Feb 15 2017
A New York City jury on Tuesday found a former delicatessen worker guilty of murdering Etan Patz, a 6-year-old boy whose disappearance had been one of the highest-profile unsolved cases in the United States for almost 40 years. The case became a cautionary tale for parents, and Etan's picture was put on milk cartons as part of a nascent national movement to find missing children.
Patz was never again seen by his family after he left home to walk to the school bus stop nearby. Prosecutors portrayed Hernandez as the missing piece in a jigsaw puzzle - a man at the right place at the right time who put the body in a dumpster where it would have been trucked to a landfill before Etan's parents ever knew he was missing, and who left NY and sought forgiveness at a religious retreat within weeks of the disappearance. For years, Hernandez's attorneys have said that he has schizophrenia, a mental disorder that includes hallucinations and delusions. But his attorney Harvey Fishbein has said that his mentally ill client made it up and that the evidence points to another suspect in the case.
Pedro Hernandez, Patz's accused killer, is on trial for the second time. He said he though the boy was still alive at the time.
Hernandez was an 18-year-old bodega worker in the neighborhood at the time. Hernandez had reportedly told several people that he had killed a young person, though never mentioned Patz by name.

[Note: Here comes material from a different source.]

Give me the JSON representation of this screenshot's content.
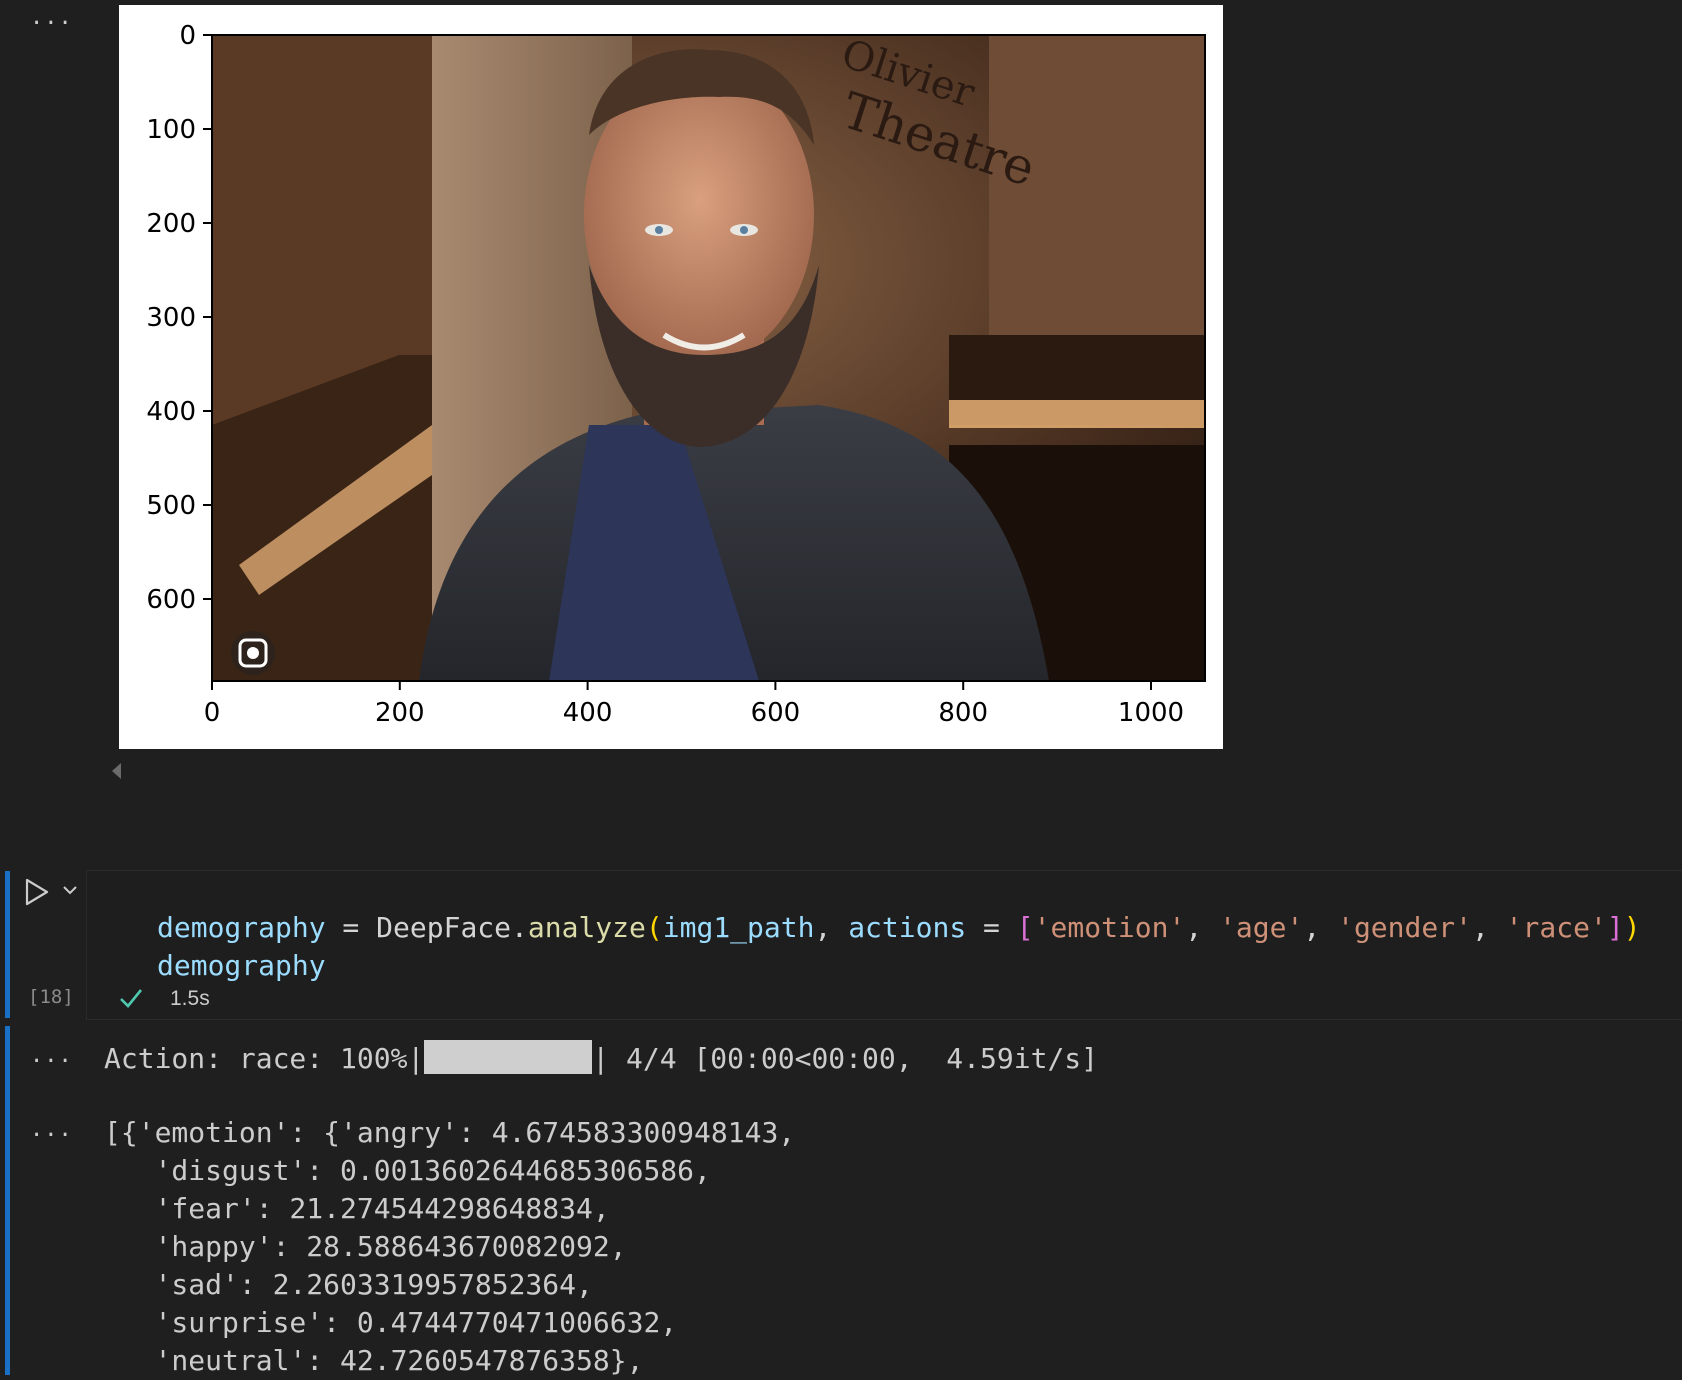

The jury verdict against Pedro Hernandez gave Etan's relatives a resolution they had sought since May 1979 and gave prosecutors a conviction that eluded them when a 2015 jury deadlocked.
During summation in this re-trial, Assistant District Attorney Joan Illuzzi-Orbon played a montage of the defendant's many confessions to police, prosecutors and psychiatric experts since his arrest. He initially confessed that he lured the boy into the store's basement with the promise of a free soda, then strangled him - however, he later retracted his confession.

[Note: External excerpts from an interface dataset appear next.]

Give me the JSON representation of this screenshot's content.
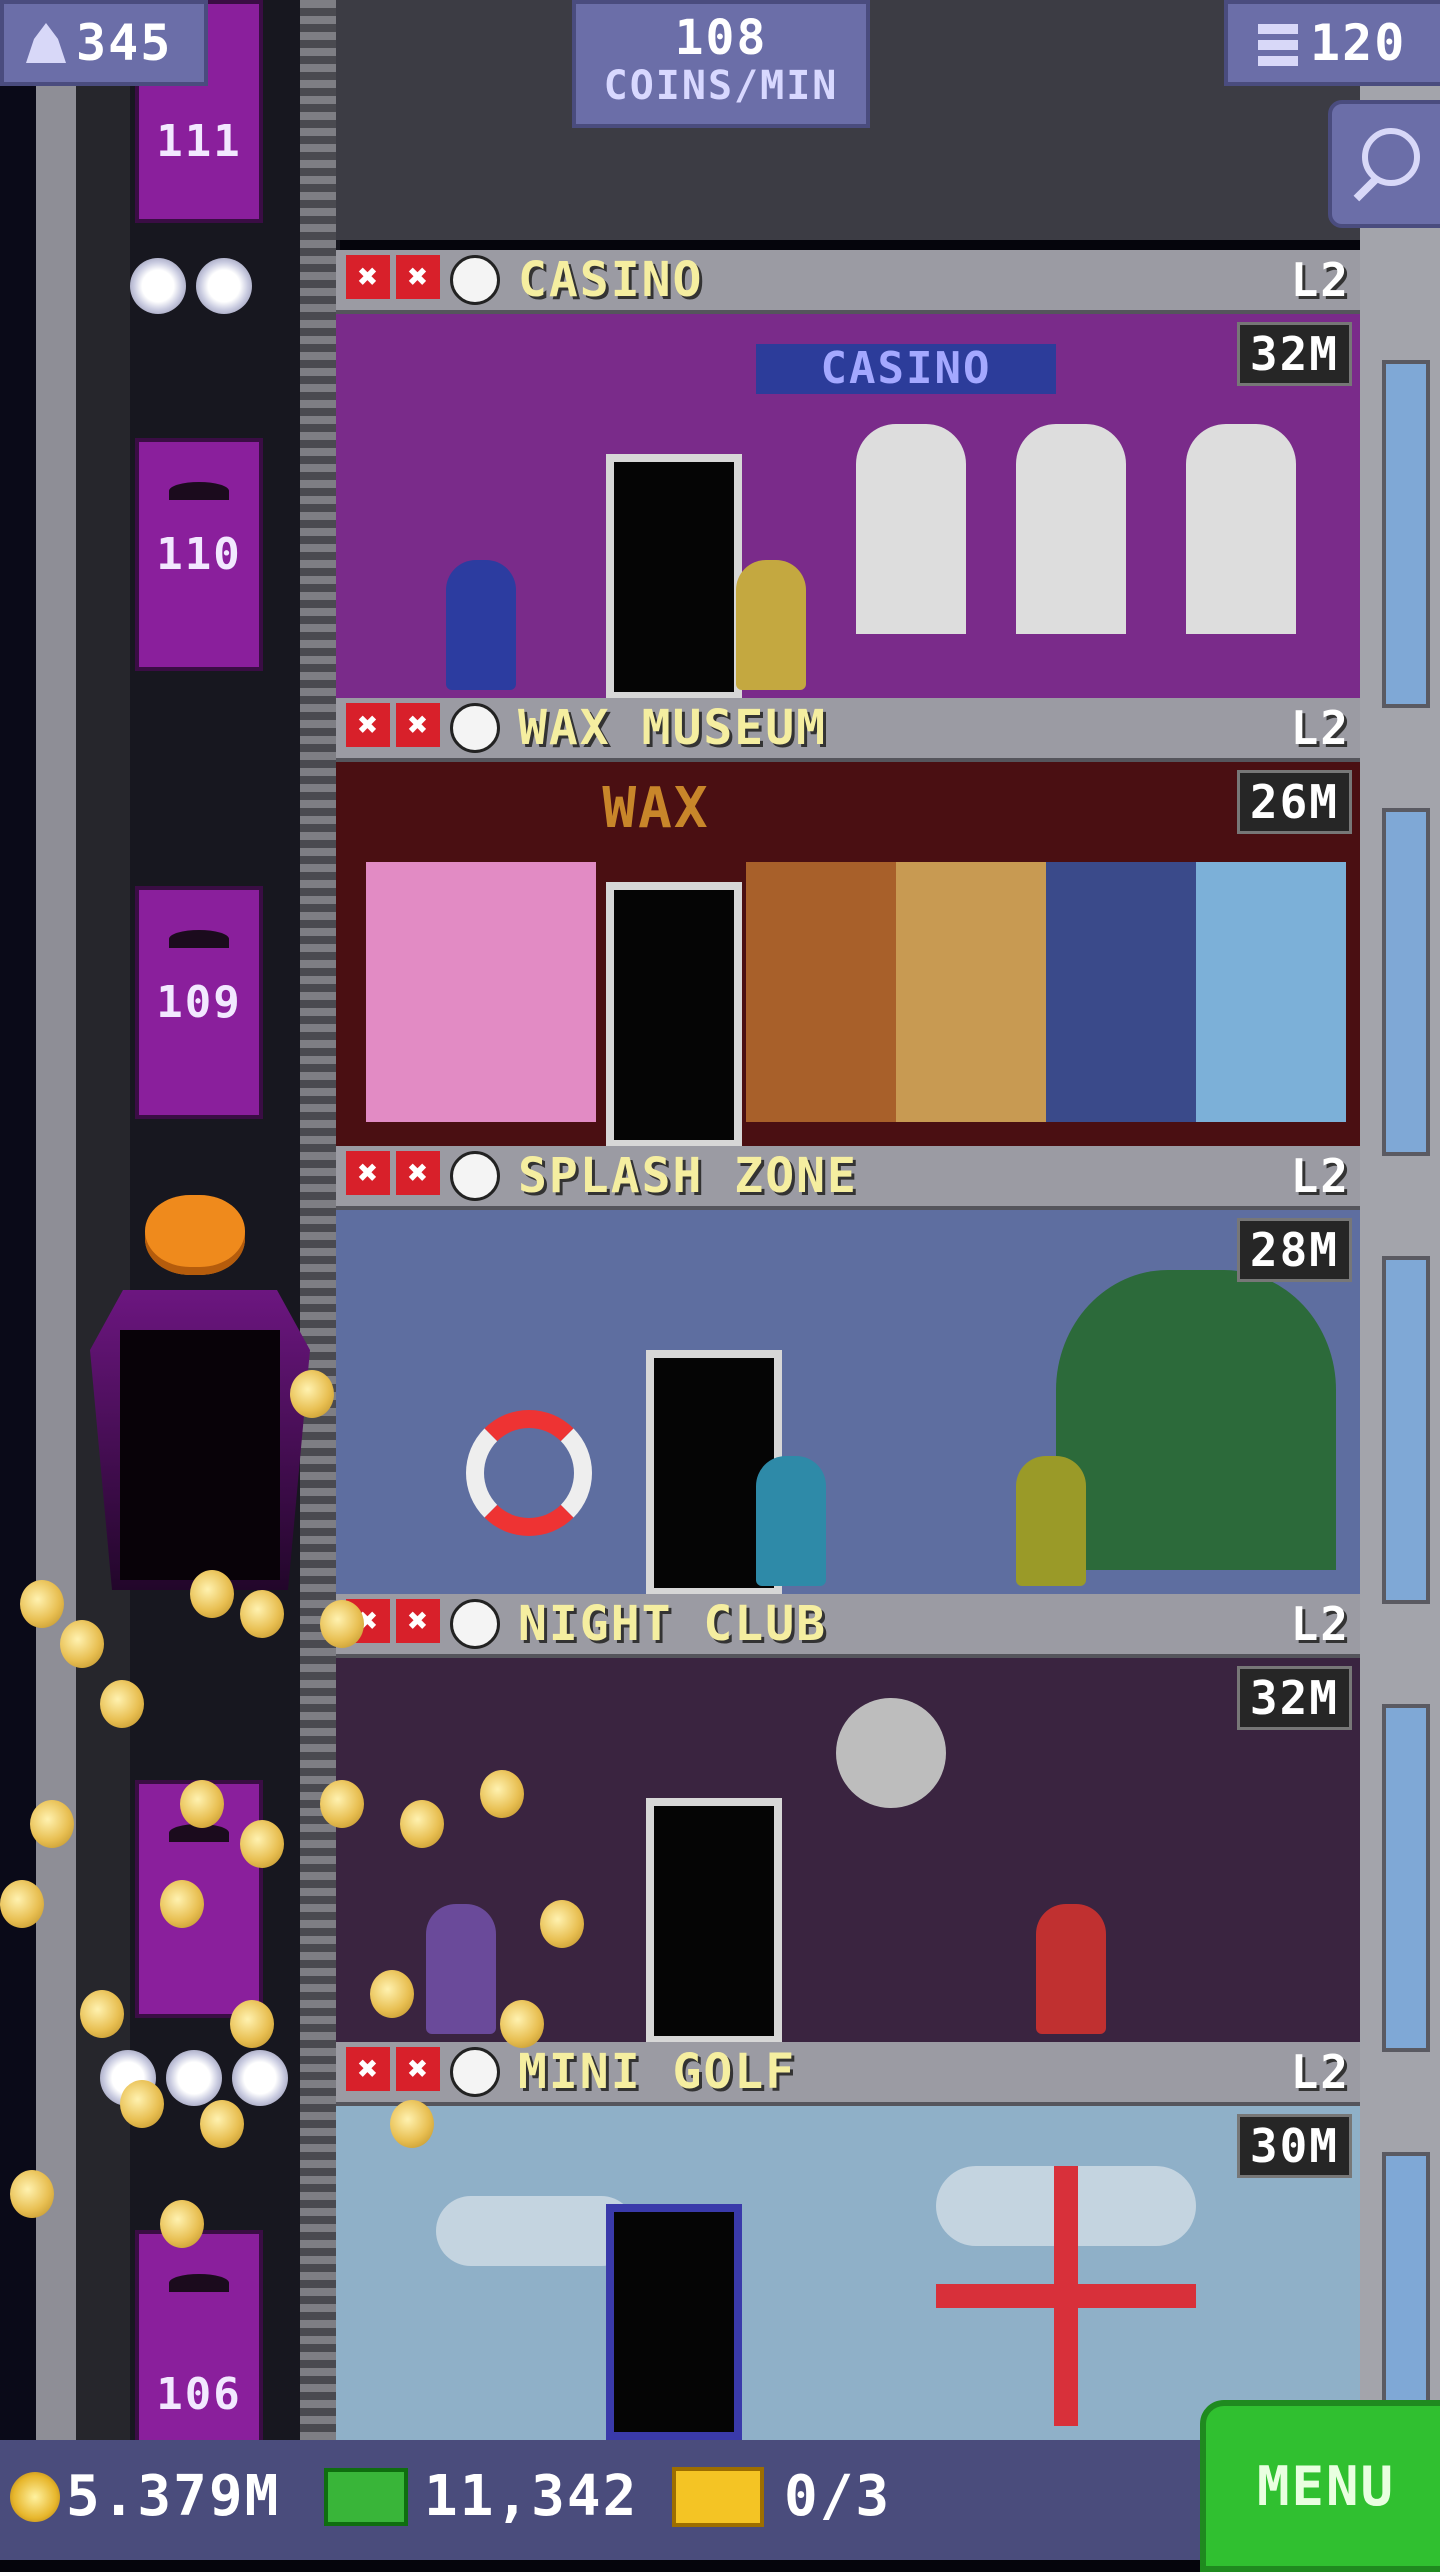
{
  "hud": {
    "population": "345",
    "coins_per_min_value": "108",
    "coins_per_min_unit": "COINS/MIN",
    "floors": "120"
  },
  "elevator": {
    "floor_labels": [
      "111",
      "110",
      "109",
      "106"
    ]
  },
  "floors": [
    {
      "name": "CASINO",
      "level": "L2",
      "earnings": "32M",
      "sign": "CASINO",
      "theme": "#7a2b8a"
    },
    {
      "name": "WAX MUSEUM",
      "level": "L2",
      "earnings": "26M",
      "sign": "WAX",
      "theme": "#4a0f12"
    },
    {
      "name": "SPLASH ZONE",
      "level": "L2",
      "earnings": "28M",
      "theme": "#5e6ea0"
    },
    {
      "name": "NIGHT CLUB",
      "level": "L2",
      "earnings": "32M",
      "theme": "#3a2440"
    },
    {
      "name": "MINI GOLF",
      "level": "L2",
      "earnings": "30M",
      "theme": "#8fb0c8"
    }
  ],
  "bottom": {
    "coins": "5.379M",
    "bux": "11,342",
    "tickets": "0/3",
    "menu_label": "MENU"
  },
  "colors": {
    "hud_bg": "#6b6ea8",
    "menu_green": "#30c030",
    "x_red": "#d8202a",
    "floor_title": "#f5eea0"
  }
}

Pedro Hernandez appears in Manhattan Criminal Court in New York November 15, 2012. Jurors found Hernandez guilty of murder and kidnapping but acquitted him on a second murder charge.
"When he went in front of me, I grabbed his neck and I started to choke him".
But prosecutors suggested Hernandez faked or exaggerated his symptoms.
Defense lawyers and doctors portrayed Hernandez as man with psychological problems and intellectual limitations that not only made him imagine he'd killed Etan but made him susceptible to confessing falsely after more than six hours of questioning.
"The defense threw a lot of theories out there", Castellon said, but they weren't convincing - if compelling enough for jurors to deliberate for nine days.
The holdout juror later said that he believed the confession was coerced.